International target archery includes two bowstyles: recurve and compound. Recurve target archery is included on the Olympic Programme, compound target archery is featured at the World Games and both are included in the Paralympic Games.
Target archers shoot at circular targets which are fixed at specific marked distances. Archers shoot on a level field with their feet or the wheels of their wheelchair on either side of a stationary shooting line. Archers may use longbow, barebow, recurve, and compound bows in target archery. This discipline is also associated with specific targets and rules made by the World Archery Federation. Formerly known by its French acronym FITA, it was founded on the 4th of September, 1931 in Lwow, Poland to set rules and standards for international archery competition.
Outdoor field archers shoot on a walking course – sometimes called a “roving course” – that’s usually wooded. Target distances vary from less than 10 yards to 80 yards (for IFAA/NFAA Field shoots) or 10 – 60 meters for World Archery Field Courses. Target faces differ based on the round being shot.

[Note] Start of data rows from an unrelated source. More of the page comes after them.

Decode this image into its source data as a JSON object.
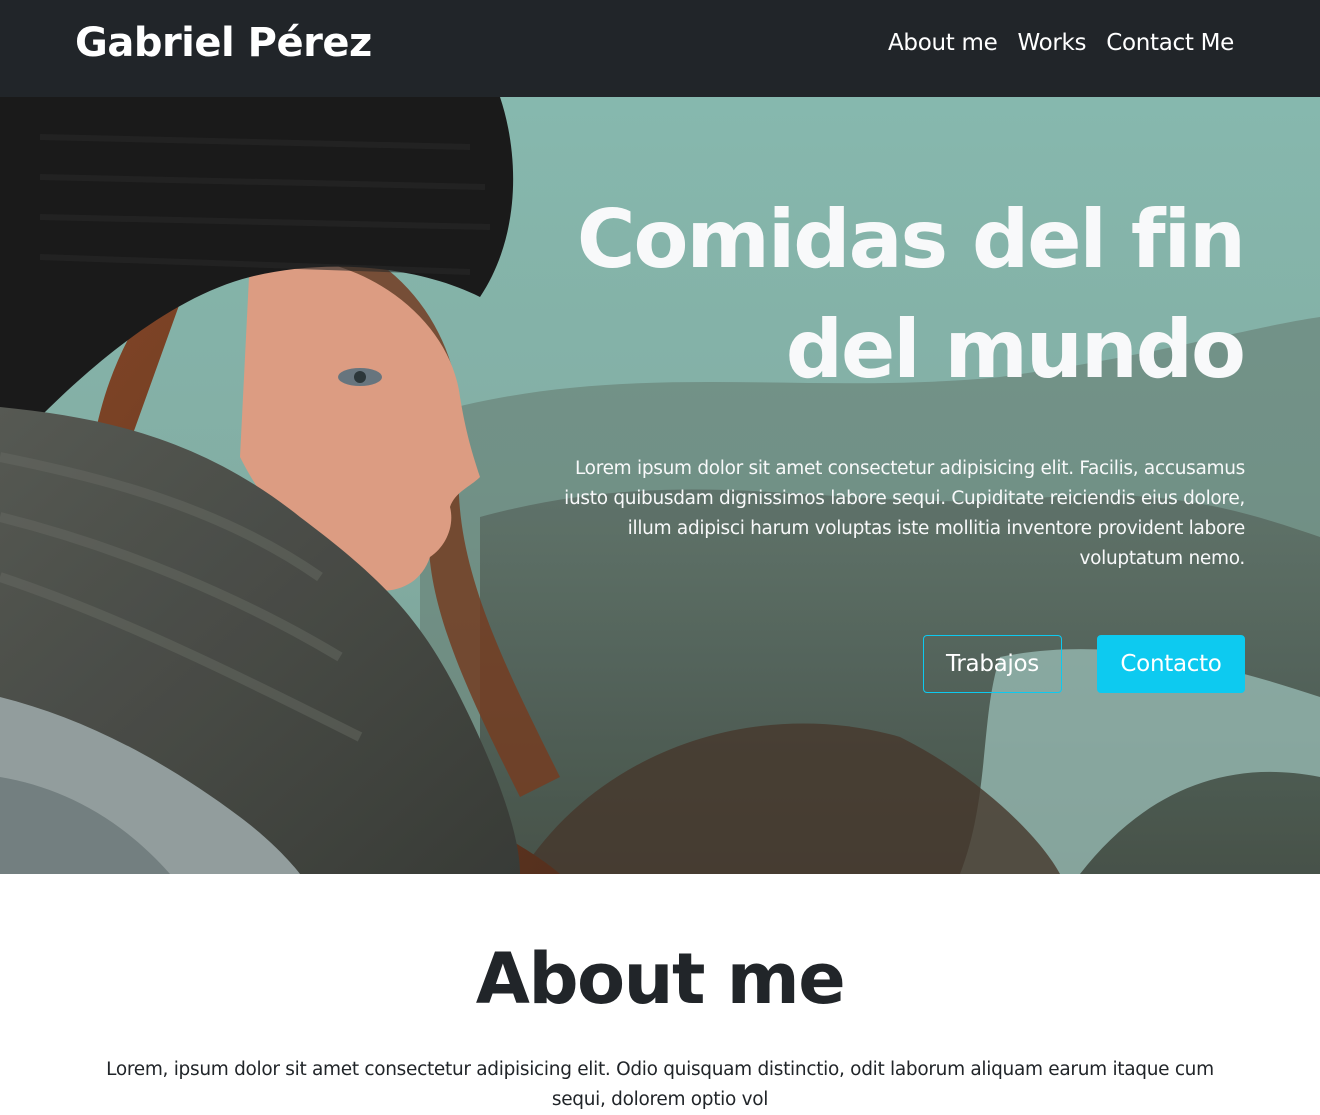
{
  "navbar": {
    "brand": "Gabriel Pérez",
    "links": [
      "About me",
      "Works",
      "Contact Me"
    ]
  },
  "hero": {
    "title_line1": "Comidas del fin",
    "title_line2": "del mundo",
    "text": "Lorem ipsum dolor sit amet consectetur adipisicing elit. Facilis, accusamus iusto quibusdam dignissimos labore sequi. Cupiditate reiciendis eius dolore, illum adipisci harum voluptas iste mollitia inventore provident labore voluptatum nemo.",
    "buttons": {
      "works": "Trabajos",
      "contact": "Contacto"
    },
    "image": "portrait-woman-beanie-scarf-landscape"
  },
  "about": {
    "title": "About me",
    "text": "Lorem, ipsum dolor sit amet consectetur adipisicing elit. Odio quisquam distinctio, odit laborum aliquam earum itaque cum sequi, dolorem optio vol"
  },
  "colors": {
    "navbar_bg": "#212529",
    "accent": "#0dcaf0",
    "hero_text": "#f8f9fa",
    "body_text": "#212529"
  }
}
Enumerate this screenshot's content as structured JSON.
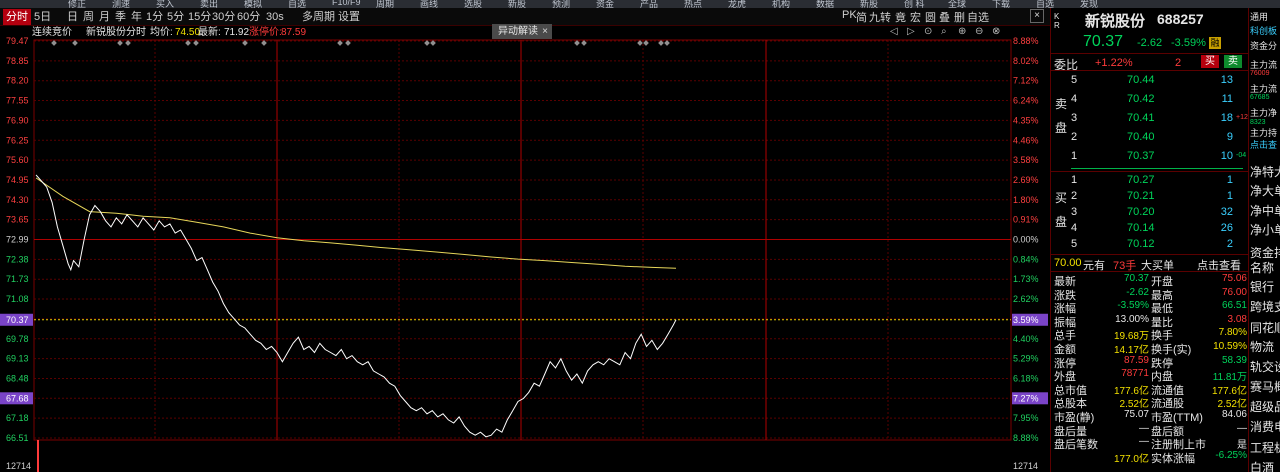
{
  "topbar": {
    "items": [
      "修正",
      "测速",
      "买入",
      "卖出",
      "模拟",
      "自选",
      "F10/F9",
      "周期",
      "画线",
      "选股",
      "新股",
      "预测",
      "资金",
      "产品",
      "热点",
      "龙虎",
      "机构",
      "数据",
      "新股",
      "创 科",
      "全球",
      "下载",
      "自选",
      "发现"
    ]
  },
  "tabs": [
    "分时",
    "5日",
    "日",
    "周",
    "月",
    "季",
    "年",
    "1分",
    "5分",
    "15分",
    "30分",
    "60分",
    "30s",
    "多周期",
    "设置"
  ],
  "right_tools": [
    "PK",
    "简",
    "九转",
    "竟",
    "宏",
    "圆",
    "叠",
    "删",
    "自选",
    "Y"
  ],
  "info": {
    "mode": "连续竞价",
    "stock": "新锐股份",
    "chart_name": "分时",
    "avg_label": "均价:",
    "avg_value": "74.50",
    "last_label": "最新:",
    "last_value": "71.92",
    "limit_label": "涨停价:",
    "limit_value": "87.59"
  },
  "notice": {
    "label": "异动解读",
    "close": "×"
  },
  "tool_icons": [
    "◁",
    "▷",
    "⊙",
    "⌕",
    "⊕",
    "⊖",
    "⊗"
  ],
  "chart_data": {
    "type": "line",
    "y_left_labels": [
      "79.47",
      "78.85",
      "78.20",
      "77.55",
      "76.90",
      "76.25",
      "75.60",
      "74.95",
      "74.30",
      "73.65",
      "72.99",
      "72.38",
      "71.73",
      "71.08",
      "70.37",
      "69.78",
      "69.13",
      "68.48",
      "67.68",
      "67.18",
      "66.51"
    ],
    "y_right_labels": [
      "8.88%",
      "8.02%",
      "7.12%",
      "6.24%",
      "4.35%",
      "4.46%",
      "3.58%",
      "2.69%",
      "1.80%",
      "0.91%",
      "0.00%",
      "0.84%",
      "1.73%",
      "2.62%",
      "3.59%",
      "4.40%",
      "5.29%",
      "6.18%",
      "7.27%",
      "7.95%",
      "8.88%"
    ],
    "ylim": [
      66.51,
      79.47
    ],
    "prev_close": 72.99,
    "current": 70.37,
    "current_pct": "3.59%",
    "low_marker": "67.68",
    "low_marker_pct": "7.27%",
    "bottom_left": "12714",
    "bottom_right": "12714",
    "price": [
      [
        0,
        75.1
      ],
      [
        2,
        74.9
      ],
      [
        4,
        74.7
      ],
      [
        6,
        74.2
      ],
      [
        8,
        73.4
      ],
      [
        10,
        72.8
      ],
      [
        12,
        72.2
      ],
      [
        13,
        72.0
      ],
      [
        14,
        72.3
      ],
      [
        16,
        72.1
      ],
      [
        18,
        73.0
      ],
      [
        20,
        73.8
      ],
      [
        22,
        74.1
      ],
      [
        24,
        73.9
      ],
      [
        26,
        73.6
      ],
      [
        28,
        73.4
      ],
      [
        30,
        73.7
      ],
      [
        32,
        73.5
      ],
      [
        34,
        73.8
      ],
      [
        36,
        73.6
      ],
      [
        38,
        73.4
      ],
      [
        40,
        73.7
      ],
      [
        42,
        73.5
      ],
      [
        44,
        73.3
      ],
      [
        46,
        73.6
      ],
      [
        48,
        73.4
      ],
      [
        50,
        73.5
      ],
      [
        52,
        73.2
      ],
      [
        54,
        73.3
      ],
      [
        56,
        73.0
      ],
      [
        58,
        72.7
      ],
      [
        60,
        72.3
      ],
      [
        62,
        72.4
      ],
      [
        64,
        72.0
      ],
      [
        66,
        71.6
      ],
      [
        68,
        71.3
      ],
      [
        70,
        70.9
      ],
      [
        72,
        70.6
      ],
      [
        74,
        70.4
      ],
      [
        76,
        70.2
      ],
      [
        78,
        70.1
      ],
      [
        80,
        69.9
      ],
      [
        82,
        69.7
      ],
      [
        84,
        69.6
      ],
      [
        86,
        69.4
      ],
      [
        88,
        69.5
      ],
      [
        90,
        69.3
      ],
      [
        92,
        69.0
      ],
      [
        94,
        69.3
      ],
      [
        96,
        69.6
      ],
      [
        98,
        69.8
      ],
      [
        100,
        69.4
      ],
      [
        102,
        69.5
      ],
      [
        104,
        69.3
      ],
      [
        106,
        69.6
      ],
      [
        108,
        69.4
      ],
      [
        110,
        69.3
      ],
      [
        112,
        69.2
      ],
      [
        114,
        69.4
      ],
      [
        116,
        69.1
      ],
      [
        118,
        69.2
      ],
      [
        120,
        69.0
      ],
      [
        122,
        68.9
      ],
      [
        124,
        69.0
      ],
      [
        126,
        68.7
      ],
      [
        128,
        68.6
      ],
      [
        130,
        68.5
      ],
      [
        132,
        68.3
      ],
      [
        134,
        68.2
      ],
      [
        136,
        67.9
      ],
      [
        138,
        67.7
      ],
      [
        140,
        67.5
      ],
      [
        142,
        67.4
      ],
      [
        144,
        67.5
      ],
      [
        146,
        67.3
      ],
      [
        148,
        67.4
      ],
      [
        150,
        67.2
      ],
      [
        152,
        67.3
      ],
      [
        154,
        67.1
      ],
      [
        156,
        67.0
      ],
      [
        158,
        67.2
      ],
      [
        160,
        66.9
      ],
      [
        162,
        66.7
      ],
      [
        164,
        66.6
      ],
      [
        166,
        66.7
      ],
      [
        168,
        66.55
      ],
      [
        170,
        66.6
      ],
      [
        172,
        66.8
      ],
      [
        174,
        66.7
      ],
      [
        176,
        67.1
      ],
      [
        178,
        67.4
      ],
      [
        180,
        67.7
      ],
      [
        182,
        67.8
      ],
      [
        184,
        68.0
      ],
      [
        186,
        68.3
      ],
      [
        188,
        68.2
      ],
      [
        190,
        68.6
      ],
      [
        192,
        69.0
      ],
      [
        194,
        68.8
      ],
      [
        196,
        69.1
      ],
      [
        198,
        68.7
      ],
      [
        200,
        68.4
      ],
      [
        202,
        68.6
      ],
      [
        204,
        68.3
      ],
      [
        206,
        68.7
      ],
      [
        208,
        68.9
      ],
      [
        210,
        69.0
      ],
      [
        212,
        68.9
      ],
      [
        214,
        69.1
      ],
      [
        216,
        69.0
      ],
      [
        218,
        68.9
      ],
      [
        220,
        69.3
      ],
      [
        222,
        69.1
      ],
      [
        224,
        69.6
      ],
      [
        226,
        69.9
      ],
      [
        228,
        69.5
      ],
      [
        230,
        69.7
      ],
      [
        232,
        69.4
      ],
      [
        234,
        69.6
      ],
      [
        236,
        69.9
      ],
      [
        238,
        70.2
      ],
      [
        239,
        70.37
      ]
    ],
    "avg": [
      [
        0,
        75.0
      ],
      [
        10,
        74.4
      ],
      [
        20,
        73.9
      ],
      [
        30,
        73.85
      ],
      [
        40,
        73.75
      ],
      [
        50,
        73.7
      ],
      [
        60,
        73.55
      ],
      [
        70,
        73.4
      ],
      [
        80,
        73.2
      ],
      [
        90,
        73.05
      ],
      [
        100,
        72.95
      ],
      [
        110,
        72.88
      ],
      [
        120,
        72.8
      ],
      [
        130,
        72.72
      ],
      [
        140,
        72.65
      ],
      [
        150,
        72.58
      ],
      [
        160,
        72.5
      ],
      [
        170,
        72.42
      ],
      [
        180,
        72.35
      ],
      [
        190,
        72.3
      ],
      [
        200,
        72.24
      ],
      [
        210,
        72.18
      ],
      [
        220,
        72.12
      ],
      [
        230,
        72.08
      ],
      [
        239,
        72.05
      ]
    ]
  },
  "right": {
    "header": {
      "corner": "K R",
      "name": "新锐股份",
      "code": "688257",
      "price": "70.37",
      "change": "-2.62",
      "pct": "-3.59%",
      "badge": "融"
    },
    "weibi": {
      "label": "委比",
      "value": "+1.22%",
      "num": "2",
      "buy": "买",
      "sell": "卖"
    },
    "sell_label": "卖盘",
    "buy_label": "买盘",
    "asks": [
      {
        "lvl": "5",
        "price": "70.44",
        "vol": "13",
        "extra": ""
      },
      {
        "lvl": "4",
        "price": "70.42",
        "vol": "11",
        "extra": ""
      },
      {
        "lvl": "3",
        "price": "70.41",
        "vol": "18",
        "extra": "+12"
      },
      {
        "lvl": "2",
        "price": "70.40",
        "vol": "9",
        "extra": ""
      },
      {
        "lvl": "1",
        "price": "70.37",
        "vol": "10",
        "extra": "-04"
      }
    ],
    "bids": [
      {
        "lvl": "1",
        "price": "70.27",
        "vol": "1"
      },
      {
        "lvl": "2",
        "price": "70.21",
        "vol": "1"
      },
      {
        "lvl": "3",
        "price": "70.20",
        "vol": "32"
      },
      {
        "lvl": "4",
        "price": "70.14",
        "vol": "26"
      },
      {
        "lvl": "5",
        "price": "70.12",
        "vol": "2"
      }
    ],
    "bigorder": {
      "price": "70.00",
      "unit": "元有",
      "vol": "73手",
      "label": "大买单",
      "link": "点击查看"
    },
    "stats": [
      {
        "l": "最新",
        "v": "70.37",
        "vc": "green",
        "l2": "开盘",
        "v2": "75.06",
        "vc2": "red"
      },
      {
        "l": "涨跌",
        "v": "-2.62",
        "vc": "green",
        "l2": "最高",
        "v2": "76.00",
        "vc2": "red"
      },
      {
        "l": "涨幅",
        "v": "-3.59%",
        "vc": "green",
        "l2": "最低",
        "v2": "66.51",
        "vc2": "green"
      },
      {
        "l": "振幅",
        "v": "13.00%",
        "vc": "white",
        "l2": "量比",
        "v2": "3.08",
        "vc2": "red"
      },
      {
        "l": "总手",
        "v": "19.68万",
        "vc": "yellow",
        "l2": "换手",
        "v2": "7.80%",
        "vc2": "yellow"
      },
      {
        "l": "金额",
        "v": "14.17亿",
        "vc": "yellow",
        "l2": "换手(实)",
        "v2": "10.59%",
        "vc2": "yellow"
      },
      {
        "l": "涨停",
        "v": "87.59",
        "vc": "red",
        "l2": "跌停",
        "v2": "58.39",
        "vc2": "green"
      },
      {
        "l": "外盘",
        "v": "78771",
        "vc": "red",
        "l2": "内盘",
        "v2": "11.81万",
        "vc2": "green"
      },
      {
        "l": "总市值",
        "v": "177.6亿",
        "vc": "yellow",
        "l2": "流通值",
        "v2": "177.6亿",
        "vc2": "yellow"
      },
      {
        "l": "总股本",
        "v": "2.52亿",
        "vc": "yellow",
        "l2": "流通股",
        "v2": "2.52亿",
        "vc2": "yellow"
      },
      {
        "l": "市盈(静)",
        "v": "75.07",
        "vc": "white",
        "l2": "市盈(TTM)",
        "v2": "84.06",
        "vc2": "white"
      },
      {
        "l": "盘后量",
        "v": "—",
        "vc": "white",
        "l2": "盘后额",
        "v2": "—",
        "vc2": "white"
      },
      {
        "l": "盘后笔数",
        "v": "—",
        "vc": "white",
        "l2": "注册制上市",
        "v2": "是",
        "vc2": "white"
      },
      {
        "l": "",
        "v": "177.0亿",
        "vc": "yellow",
        "l2": "实体涨幅",
        "v2": "-6.25%",
        "vc2": "green"
      }
    ]
  },
  "side": {
    "items": [
      "通用",
      "科创板",
      "资金分",
      "主力流",
      "76009",
      "主力流",
      "67685",
      "主力净",
      "8323",
      "主力持",
      "点击查",
      "净特大",
      "净大单",
      "净中单",
      "净小单",
      "资金排",
      "名称",
      "银行",
      "跨境支",
      "同花顺",
      "物流",
      "轨交设",
      "赛马概",
      "超级品",
      "消费电",
      "工程机",
      "白酒"
    ]
  }
}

Archers may shoot field, hunter or animal rounds. In the field round, targets are black and white with a black center; in the hunter division, targets are all black with thin white rings and a white center; and in the animal division, paper targets feature colorful images of animals. In World Archery the targets are black with a yellow/gold center.
Events are usually conducted according to the rules of either the International Field Archery Association (IFAA) or the World Archery Federation (WA). Others may be held under the rules of national organisations such as the UK's National Field Archery Society (NFAS) and the National Field Archery Association (NFAA) in the USA.
Well it’s a shooting format in which archers walk a target course in the woods, or through fields – or both.
Think of it like a golf course, where the “holes” are three-dimensional, foam targets that look like various game animals – deer, bears, leopards, antelope, etc. So archers move from station to station, where they shoot at these animal targets at various (known or unknown) distances, in varying settings. It started as a way for bowhunters to practice on lifelike targets in places similar to where they hunt.
Unlike golf, an archer only takes one shot to hit each target. Every “hole” on a 3D course is a Par 1. Points are earned by arrows hitting various scoring rings on the targets. And a typical 3D round is 20 - 28 targets, versus 18 holes. Typically during a weekend/two day tournament a competitor will shoot 3 rounds of targets. This can be any amount of targets from 60 – 80.
There are recreational 3D shoots held by archery clubs, individuals and organizations all over the country. They may or may not be competitive events. Some are held strictly for hunting practice.
The governing body of 3D archery is Canada is Archery Canada and each province in Canada has a Provincial Sport Organization to represent its’ members. Archery Alberta follows Archery Canada and World Archery rules. 3D archery typically runs an indoor season in the winter and outdoor in the summer months.
Archery Alberta is the source for target, field and 3D archery in Alberta. Archery Alberta, the trade name of the ATAA (Alberta Target Archers Association is the recognized Provincial Sport Association representing archery in Alberta through the Alberta Sport Connection.
Archery Alberta facilitates the development of the sport of archery by providing accessible opportunities for clubs and archers to participate in a broad range of programs across the multiple disciplines to whatever level they choose.